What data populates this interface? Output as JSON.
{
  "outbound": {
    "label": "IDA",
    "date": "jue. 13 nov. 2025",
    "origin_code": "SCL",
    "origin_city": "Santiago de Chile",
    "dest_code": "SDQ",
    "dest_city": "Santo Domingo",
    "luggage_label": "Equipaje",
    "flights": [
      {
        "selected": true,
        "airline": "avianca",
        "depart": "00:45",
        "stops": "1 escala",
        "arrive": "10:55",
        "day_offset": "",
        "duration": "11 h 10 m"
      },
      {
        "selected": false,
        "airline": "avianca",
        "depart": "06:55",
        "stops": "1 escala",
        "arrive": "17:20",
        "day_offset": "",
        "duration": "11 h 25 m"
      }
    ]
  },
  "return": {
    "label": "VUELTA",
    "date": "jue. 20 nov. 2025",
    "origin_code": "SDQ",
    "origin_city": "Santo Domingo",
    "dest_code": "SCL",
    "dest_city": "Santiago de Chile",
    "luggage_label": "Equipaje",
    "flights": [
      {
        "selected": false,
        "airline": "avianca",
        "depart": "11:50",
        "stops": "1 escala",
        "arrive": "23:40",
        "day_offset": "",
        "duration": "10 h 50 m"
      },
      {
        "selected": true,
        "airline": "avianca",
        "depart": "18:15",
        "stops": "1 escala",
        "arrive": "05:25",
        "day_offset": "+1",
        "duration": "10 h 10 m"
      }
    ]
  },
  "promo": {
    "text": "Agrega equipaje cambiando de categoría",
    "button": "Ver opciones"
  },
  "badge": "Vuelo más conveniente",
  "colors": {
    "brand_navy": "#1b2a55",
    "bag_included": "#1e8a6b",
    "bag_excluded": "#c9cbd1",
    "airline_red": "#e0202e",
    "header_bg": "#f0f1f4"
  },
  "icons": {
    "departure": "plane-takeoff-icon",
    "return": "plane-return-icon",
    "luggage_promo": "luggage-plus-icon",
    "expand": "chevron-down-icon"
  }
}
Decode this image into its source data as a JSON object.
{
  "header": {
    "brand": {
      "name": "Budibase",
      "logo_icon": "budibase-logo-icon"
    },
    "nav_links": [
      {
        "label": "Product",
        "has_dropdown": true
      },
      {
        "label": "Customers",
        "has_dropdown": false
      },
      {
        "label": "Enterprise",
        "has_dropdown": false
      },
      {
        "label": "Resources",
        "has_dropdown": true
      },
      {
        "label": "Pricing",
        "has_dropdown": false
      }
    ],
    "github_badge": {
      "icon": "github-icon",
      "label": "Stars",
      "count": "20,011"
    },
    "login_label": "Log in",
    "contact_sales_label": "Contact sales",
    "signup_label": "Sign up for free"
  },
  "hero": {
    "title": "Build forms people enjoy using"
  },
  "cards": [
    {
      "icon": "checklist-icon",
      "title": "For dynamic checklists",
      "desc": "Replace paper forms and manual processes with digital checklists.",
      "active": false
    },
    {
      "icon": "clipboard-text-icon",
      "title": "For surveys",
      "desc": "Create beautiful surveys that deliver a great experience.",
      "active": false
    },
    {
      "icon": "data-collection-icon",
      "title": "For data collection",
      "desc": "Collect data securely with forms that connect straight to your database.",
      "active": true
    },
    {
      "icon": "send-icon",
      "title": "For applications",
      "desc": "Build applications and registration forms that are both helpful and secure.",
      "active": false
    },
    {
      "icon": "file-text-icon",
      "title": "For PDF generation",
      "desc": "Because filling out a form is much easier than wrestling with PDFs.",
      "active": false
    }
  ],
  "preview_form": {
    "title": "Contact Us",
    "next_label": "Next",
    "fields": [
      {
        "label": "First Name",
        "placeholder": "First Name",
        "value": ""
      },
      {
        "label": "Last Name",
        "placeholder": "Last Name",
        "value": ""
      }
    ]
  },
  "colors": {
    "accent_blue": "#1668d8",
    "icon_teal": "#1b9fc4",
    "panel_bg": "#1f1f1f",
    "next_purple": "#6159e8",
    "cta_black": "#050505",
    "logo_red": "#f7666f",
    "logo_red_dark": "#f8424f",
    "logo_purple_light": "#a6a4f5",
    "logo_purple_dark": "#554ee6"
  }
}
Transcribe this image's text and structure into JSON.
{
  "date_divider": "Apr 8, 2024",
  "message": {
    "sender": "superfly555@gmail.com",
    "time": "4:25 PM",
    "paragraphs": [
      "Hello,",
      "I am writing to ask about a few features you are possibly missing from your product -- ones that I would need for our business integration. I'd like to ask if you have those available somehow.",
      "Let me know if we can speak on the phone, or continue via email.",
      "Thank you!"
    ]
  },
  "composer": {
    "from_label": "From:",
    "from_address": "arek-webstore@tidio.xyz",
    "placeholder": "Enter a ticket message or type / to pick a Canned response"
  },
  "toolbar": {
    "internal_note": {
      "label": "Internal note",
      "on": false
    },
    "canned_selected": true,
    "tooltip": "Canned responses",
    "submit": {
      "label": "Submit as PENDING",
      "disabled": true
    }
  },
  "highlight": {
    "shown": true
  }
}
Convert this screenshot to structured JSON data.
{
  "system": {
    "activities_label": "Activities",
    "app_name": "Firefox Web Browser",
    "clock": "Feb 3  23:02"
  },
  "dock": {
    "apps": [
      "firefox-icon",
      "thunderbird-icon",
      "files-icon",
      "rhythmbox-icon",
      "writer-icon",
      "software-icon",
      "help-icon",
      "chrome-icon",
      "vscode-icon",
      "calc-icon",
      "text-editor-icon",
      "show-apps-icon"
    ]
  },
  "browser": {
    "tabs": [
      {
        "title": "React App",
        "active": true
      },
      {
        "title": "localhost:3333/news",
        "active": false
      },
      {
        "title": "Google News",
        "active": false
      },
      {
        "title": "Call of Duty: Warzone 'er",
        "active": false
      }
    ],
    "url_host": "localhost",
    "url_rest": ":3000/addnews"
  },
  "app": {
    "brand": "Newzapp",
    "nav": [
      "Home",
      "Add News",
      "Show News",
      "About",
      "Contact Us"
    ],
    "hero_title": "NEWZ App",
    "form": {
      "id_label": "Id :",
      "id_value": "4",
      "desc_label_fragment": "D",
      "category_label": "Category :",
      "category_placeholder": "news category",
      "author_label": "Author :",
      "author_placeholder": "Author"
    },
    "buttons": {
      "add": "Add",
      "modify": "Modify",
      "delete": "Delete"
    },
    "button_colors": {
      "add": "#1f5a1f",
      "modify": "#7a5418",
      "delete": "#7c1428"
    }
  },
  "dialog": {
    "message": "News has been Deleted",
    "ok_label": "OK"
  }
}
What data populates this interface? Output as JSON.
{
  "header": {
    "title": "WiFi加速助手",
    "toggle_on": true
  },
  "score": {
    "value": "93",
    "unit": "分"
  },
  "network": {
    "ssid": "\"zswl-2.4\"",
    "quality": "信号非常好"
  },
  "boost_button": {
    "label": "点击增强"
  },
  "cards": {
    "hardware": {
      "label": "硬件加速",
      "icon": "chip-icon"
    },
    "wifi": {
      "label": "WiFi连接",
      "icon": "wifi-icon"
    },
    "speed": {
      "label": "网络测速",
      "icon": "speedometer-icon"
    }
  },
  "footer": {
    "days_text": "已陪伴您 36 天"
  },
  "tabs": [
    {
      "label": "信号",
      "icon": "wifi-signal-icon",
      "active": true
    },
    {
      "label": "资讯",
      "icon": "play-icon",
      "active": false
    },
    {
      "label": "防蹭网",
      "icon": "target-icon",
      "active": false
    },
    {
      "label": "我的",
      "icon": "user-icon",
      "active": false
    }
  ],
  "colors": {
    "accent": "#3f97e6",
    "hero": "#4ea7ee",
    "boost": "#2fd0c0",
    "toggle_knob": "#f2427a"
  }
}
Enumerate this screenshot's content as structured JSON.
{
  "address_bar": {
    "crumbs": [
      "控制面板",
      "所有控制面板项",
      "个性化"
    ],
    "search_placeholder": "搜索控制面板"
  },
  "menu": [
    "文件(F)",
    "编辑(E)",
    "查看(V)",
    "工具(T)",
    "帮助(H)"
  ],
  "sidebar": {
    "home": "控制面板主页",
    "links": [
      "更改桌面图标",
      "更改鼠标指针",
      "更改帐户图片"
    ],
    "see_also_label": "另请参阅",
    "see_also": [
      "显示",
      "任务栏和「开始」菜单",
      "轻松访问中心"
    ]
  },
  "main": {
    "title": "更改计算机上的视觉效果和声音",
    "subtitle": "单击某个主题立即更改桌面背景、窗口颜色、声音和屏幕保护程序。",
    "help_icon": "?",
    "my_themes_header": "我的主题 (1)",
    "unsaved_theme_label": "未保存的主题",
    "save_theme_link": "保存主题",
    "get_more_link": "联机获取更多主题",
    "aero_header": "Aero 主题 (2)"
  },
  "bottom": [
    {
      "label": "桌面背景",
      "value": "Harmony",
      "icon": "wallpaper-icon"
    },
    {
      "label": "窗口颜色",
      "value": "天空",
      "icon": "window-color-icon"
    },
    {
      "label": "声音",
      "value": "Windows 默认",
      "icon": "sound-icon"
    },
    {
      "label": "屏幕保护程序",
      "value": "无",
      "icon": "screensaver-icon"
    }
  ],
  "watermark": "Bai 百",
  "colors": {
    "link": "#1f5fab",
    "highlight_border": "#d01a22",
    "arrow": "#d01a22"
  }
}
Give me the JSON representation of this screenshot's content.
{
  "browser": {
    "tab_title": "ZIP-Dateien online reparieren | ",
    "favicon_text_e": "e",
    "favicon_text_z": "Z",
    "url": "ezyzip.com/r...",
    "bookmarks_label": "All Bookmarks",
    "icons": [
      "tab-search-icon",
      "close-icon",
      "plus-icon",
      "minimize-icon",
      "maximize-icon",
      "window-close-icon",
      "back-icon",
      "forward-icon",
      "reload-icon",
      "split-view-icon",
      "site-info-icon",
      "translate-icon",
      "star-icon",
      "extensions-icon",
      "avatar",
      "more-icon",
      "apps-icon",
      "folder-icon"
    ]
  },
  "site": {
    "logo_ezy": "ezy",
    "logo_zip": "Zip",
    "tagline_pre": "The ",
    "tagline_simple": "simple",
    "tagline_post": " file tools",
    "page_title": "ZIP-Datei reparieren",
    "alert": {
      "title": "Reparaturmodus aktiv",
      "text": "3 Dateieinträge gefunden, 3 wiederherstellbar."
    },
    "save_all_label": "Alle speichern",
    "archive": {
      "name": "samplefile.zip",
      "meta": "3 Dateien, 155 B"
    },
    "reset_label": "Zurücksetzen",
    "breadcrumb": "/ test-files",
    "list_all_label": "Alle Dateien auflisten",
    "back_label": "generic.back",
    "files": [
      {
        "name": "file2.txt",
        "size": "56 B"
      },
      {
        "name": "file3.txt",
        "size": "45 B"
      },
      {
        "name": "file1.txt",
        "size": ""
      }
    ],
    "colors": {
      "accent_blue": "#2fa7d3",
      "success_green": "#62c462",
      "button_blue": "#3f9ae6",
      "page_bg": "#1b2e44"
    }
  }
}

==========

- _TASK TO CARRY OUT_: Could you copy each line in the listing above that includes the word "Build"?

- _EXERCISE SOLUTION_:
    "title": "Build forms people enjoy using"
      "desc": "Build applications and registration forms that are both helpful and secure.",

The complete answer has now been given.